[Dataset rows describing interfaces]
BEGIN

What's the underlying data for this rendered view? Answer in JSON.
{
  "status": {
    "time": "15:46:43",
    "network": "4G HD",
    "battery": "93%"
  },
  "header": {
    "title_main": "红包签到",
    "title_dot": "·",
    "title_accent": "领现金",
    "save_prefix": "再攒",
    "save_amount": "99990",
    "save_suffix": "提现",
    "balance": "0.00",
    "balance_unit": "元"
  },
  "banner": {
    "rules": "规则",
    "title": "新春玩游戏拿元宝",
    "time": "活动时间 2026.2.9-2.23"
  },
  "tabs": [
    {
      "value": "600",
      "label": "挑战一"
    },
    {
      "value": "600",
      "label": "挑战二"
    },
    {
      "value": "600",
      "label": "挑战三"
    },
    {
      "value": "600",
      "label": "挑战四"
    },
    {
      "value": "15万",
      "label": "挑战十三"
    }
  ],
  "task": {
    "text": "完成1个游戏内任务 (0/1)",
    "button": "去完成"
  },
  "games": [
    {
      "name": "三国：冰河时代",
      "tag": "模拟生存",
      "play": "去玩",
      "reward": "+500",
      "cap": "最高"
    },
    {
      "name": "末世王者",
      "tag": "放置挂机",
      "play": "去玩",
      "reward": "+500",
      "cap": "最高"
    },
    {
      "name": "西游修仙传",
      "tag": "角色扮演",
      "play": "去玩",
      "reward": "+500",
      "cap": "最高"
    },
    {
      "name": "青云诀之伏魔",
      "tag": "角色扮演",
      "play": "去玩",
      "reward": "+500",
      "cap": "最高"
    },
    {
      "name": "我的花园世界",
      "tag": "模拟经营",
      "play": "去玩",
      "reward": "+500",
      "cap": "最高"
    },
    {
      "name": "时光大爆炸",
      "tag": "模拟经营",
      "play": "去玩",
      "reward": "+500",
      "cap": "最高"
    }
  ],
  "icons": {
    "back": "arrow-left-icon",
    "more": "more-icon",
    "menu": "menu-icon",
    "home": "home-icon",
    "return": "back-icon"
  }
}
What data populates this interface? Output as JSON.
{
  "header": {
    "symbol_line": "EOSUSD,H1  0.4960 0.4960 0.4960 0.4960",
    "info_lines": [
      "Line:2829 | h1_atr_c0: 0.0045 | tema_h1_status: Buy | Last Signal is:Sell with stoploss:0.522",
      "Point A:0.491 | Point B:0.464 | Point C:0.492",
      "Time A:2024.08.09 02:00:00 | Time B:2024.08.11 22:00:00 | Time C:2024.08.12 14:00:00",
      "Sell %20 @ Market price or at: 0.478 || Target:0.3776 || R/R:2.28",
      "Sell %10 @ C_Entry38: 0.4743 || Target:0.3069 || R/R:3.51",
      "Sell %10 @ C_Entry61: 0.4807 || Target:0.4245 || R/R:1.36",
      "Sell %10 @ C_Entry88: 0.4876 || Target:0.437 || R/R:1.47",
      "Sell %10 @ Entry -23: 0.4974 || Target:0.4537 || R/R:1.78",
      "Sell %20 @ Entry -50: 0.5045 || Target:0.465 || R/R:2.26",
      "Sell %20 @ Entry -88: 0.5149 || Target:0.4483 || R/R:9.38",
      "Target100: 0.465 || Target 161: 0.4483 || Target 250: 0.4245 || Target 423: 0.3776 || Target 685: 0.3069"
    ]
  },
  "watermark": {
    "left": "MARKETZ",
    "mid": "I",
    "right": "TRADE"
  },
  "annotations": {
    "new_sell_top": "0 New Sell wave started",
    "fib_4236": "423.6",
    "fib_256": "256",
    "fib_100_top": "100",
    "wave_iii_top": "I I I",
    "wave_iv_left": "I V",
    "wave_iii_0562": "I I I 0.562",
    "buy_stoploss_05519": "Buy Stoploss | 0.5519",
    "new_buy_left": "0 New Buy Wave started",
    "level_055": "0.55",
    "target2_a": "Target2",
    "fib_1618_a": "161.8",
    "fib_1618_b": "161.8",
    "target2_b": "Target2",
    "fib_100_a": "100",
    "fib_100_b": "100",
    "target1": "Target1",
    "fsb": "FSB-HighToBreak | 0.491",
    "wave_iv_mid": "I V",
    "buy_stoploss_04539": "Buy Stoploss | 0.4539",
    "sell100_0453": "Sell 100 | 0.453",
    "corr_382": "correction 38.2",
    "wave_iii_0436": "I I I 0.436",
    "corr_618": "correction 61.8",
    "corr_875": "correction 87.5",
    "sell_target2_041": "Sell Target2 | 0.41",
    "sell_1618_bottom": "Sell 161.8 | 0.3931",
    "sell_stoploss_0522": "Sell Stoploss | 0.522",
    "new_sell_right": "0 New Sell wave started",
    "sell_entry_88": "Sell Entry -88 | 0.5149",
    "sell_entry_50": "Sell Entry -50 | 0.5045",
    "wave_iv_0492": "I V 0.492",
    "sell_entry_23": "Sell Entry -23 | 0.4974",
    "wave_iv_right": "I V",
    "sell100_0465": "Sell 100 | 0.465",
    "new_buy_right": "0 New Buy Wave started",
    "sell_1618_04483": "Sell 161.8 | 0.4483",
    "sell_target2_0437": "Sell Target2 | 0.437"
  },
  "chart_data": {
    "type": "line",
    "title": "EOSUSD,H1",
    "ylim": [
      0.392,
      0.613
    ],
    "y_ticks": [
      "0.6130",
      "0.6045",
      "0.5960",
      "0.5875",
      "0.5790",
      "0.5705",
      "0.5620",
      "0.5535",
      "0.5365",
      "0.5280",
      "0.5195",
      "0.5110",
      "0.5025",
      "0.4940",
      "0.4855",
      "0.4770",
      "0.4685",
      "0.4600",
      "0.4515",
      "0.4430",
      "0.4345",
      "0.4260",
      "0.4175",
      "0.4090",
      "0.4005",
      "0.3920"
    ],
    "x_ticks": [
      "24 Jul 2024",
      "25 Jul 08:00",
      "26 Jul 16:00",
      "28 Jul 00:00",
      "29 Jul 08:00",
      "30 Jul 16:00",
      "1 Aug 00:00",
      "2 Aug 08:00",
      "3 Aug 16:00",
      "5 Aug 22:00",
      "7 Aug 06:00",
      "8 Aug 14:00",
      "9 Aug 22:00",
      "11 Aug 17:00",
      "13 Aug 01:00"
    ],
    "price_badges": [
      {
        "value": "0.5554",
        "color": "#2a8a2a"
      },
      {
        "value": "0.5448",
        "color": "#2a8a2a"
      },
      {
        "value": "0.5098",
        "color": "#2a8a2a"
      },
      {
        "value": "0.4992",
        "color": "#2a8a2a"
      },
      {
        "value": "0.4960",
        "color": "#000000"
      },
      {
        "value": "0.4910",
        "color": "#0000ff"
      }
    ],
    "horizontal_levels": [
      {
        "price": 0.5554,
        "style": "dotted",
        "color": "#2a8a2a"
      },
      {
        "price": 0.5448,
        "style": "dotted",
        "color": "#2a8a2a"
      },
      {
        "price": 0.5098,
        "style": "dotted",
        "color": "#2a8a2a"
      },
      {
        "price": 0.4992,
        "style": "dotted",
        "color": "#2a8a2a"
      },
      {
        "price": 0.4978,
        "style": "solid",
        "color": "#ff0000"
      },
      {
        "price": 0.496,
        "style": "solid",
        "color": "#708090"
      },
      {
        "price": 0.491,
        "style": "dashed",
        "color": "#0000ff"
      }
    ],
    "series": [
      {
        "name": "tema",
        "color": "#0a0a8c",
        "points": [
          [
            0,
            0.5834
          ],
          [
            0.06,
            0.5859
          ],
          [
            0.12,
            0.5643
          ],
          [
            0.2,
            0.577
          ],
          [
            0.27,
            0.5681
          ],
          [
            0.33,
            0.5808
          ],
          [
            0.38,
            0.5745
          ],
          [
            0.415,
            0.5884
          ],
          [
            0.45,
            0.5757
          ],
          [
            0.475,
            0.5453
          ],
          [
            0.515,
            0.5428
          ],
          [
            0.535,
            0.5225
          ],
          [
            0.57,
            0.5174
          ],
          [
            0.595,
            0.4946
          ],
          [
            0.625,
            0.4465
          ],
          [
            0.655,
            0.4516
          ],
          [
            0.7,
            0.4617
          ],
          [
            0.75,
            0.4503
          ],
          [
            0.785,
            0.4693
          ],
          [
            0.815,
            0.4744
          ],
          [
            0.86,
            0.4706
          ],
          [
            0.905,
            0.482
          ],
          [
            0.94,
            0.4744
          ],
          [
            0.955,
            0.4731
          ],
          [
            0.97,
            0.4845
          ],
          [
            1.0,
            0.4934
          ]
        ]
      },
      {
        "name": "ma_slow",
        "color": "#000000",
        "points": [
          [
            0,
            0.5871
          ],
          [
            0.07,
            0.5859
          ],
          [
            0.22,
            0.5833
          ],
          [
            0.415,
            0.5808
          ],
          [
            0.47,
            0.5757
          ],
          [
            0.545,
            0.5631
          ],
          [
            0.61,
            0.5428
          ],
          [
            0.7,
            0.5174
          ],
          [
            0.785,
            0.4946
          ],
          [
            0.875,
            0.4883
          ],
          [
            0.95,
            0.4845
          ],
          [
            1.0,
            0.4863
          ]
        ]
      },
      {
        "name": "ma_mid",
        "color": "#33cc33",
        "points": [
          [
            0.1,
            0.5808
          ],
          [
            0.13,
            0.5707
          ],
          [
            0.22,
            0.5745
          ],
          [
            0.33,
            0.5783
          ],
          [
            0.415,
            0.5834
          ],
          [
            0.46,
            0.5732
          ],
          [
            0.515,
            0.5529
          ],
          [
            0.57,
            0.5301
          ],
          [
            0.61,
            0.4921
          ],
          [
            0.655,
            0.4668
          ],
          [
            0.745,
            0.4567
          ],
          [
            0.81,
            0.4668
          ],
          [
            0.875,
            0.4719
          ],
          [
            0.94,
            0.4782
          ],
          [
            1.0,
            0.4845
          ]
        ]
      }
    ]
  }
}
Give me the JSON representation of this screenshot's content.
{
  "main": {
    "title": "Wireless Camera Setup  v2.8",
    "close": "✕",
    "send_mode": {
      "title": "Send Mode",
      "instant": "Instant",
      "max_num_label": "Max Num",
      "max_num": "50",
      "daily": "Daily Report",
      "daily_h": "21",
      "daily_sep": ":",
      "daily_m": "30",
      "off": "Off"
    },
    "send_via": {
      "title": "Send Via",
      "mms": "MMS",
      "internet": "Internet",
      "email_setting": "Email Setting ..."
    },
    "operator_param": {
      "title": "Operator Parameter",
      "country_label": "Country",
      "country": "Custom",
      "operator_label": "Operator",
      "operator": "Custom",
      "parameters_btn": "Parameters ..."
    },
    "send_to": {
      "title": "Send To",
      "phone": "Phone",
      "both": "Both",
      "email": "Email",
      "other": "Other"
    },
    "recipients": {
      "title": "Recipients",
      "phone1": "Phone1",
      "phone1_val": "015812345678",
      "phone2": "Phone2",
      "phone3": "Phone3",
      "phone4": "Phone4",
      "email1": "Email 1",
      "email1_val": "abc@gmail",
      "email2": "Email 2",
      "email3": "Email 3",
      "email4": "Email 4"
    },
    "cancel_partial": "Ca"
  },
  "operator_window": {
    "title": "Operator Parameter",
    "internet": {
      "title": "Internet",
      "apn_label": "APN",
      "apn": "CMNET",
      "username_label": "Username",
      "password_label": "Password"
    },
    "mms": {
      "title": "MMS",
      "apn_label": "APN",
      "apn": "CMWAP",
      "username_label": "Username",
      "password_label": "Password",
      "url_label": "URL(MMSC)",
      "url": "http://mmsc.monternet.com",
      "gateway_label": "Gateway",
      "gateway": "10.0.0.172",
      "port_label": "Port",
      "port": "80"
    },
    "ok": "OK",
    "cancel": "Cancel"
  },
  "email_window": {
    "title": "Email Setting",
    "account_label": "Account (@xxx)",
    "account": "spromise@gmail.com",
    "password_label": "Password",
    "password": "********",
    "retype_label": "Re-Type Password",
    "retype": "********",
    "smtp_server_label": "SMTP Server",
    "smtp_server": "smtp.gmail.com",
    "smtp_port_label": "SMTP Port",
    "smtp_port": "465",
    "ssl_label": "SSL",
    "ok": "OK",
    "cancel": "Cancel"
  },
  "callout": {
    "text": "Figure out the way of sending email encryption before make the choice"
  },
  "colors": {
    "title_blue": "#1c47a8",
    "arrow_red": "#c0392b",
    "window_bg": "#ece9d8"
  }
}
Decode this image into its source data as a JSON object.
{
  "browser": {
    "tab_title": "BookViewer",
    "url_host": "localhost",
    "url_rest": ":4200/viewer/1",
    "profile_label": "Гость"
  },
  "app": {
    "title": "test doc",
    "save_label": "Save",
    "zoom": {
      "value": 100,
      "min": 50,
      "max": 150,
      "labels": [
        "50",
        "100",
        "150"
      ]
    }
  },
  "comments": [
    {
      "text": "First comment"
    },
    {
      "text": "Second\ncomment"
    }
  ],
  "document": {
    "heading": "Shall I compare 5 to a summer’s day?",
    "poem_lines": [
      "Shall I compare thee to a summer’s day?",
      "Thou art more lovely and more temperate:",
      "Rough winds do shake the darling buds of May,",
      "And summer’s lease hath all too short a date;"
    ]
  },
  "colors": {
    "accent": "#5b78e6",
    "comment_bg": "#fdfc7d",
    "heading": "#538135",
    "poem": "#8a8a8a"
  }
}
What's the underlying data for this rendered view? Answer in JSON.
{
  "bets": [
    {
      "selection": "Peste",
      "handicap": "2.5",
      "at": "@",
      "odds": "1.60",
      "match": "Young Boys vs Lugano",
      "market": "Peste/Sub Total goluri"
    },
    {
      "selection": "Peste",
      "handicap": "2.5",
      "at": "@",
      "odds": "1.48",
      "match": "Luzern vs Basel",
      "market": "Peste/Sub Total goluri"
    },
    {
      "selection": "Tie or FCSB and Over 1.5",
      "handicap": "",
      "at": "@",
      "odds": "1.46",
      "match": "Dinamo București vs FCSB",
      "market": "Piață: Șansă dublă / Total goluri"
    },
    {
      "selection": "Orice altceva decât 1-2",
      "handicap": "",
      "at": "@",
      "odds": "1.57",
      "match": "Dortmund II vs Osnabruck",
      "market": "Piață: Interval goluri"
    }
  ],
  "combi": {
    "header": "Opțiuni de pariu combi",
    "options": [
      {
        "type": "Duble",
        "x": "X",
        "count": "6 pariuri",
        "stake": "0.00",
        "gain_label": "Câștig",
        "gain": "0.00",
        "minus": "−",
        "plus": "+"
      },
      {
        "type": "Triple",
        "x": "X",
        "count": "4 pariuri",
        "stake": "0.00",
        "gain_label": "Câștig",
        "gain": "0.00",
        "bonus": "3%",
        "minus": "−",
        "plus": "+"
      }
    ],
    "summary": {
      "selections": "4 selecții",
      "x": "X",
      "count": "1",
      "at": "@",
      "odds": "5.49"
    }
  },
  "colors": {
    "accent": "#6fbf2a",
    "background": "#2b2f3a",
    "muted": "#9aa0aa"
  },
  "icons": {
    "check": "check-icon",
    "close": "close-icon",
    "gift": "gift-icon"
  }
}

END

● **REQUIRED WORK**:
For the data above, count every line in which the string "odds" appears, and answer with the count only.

● **TASK SOLUTION**:
5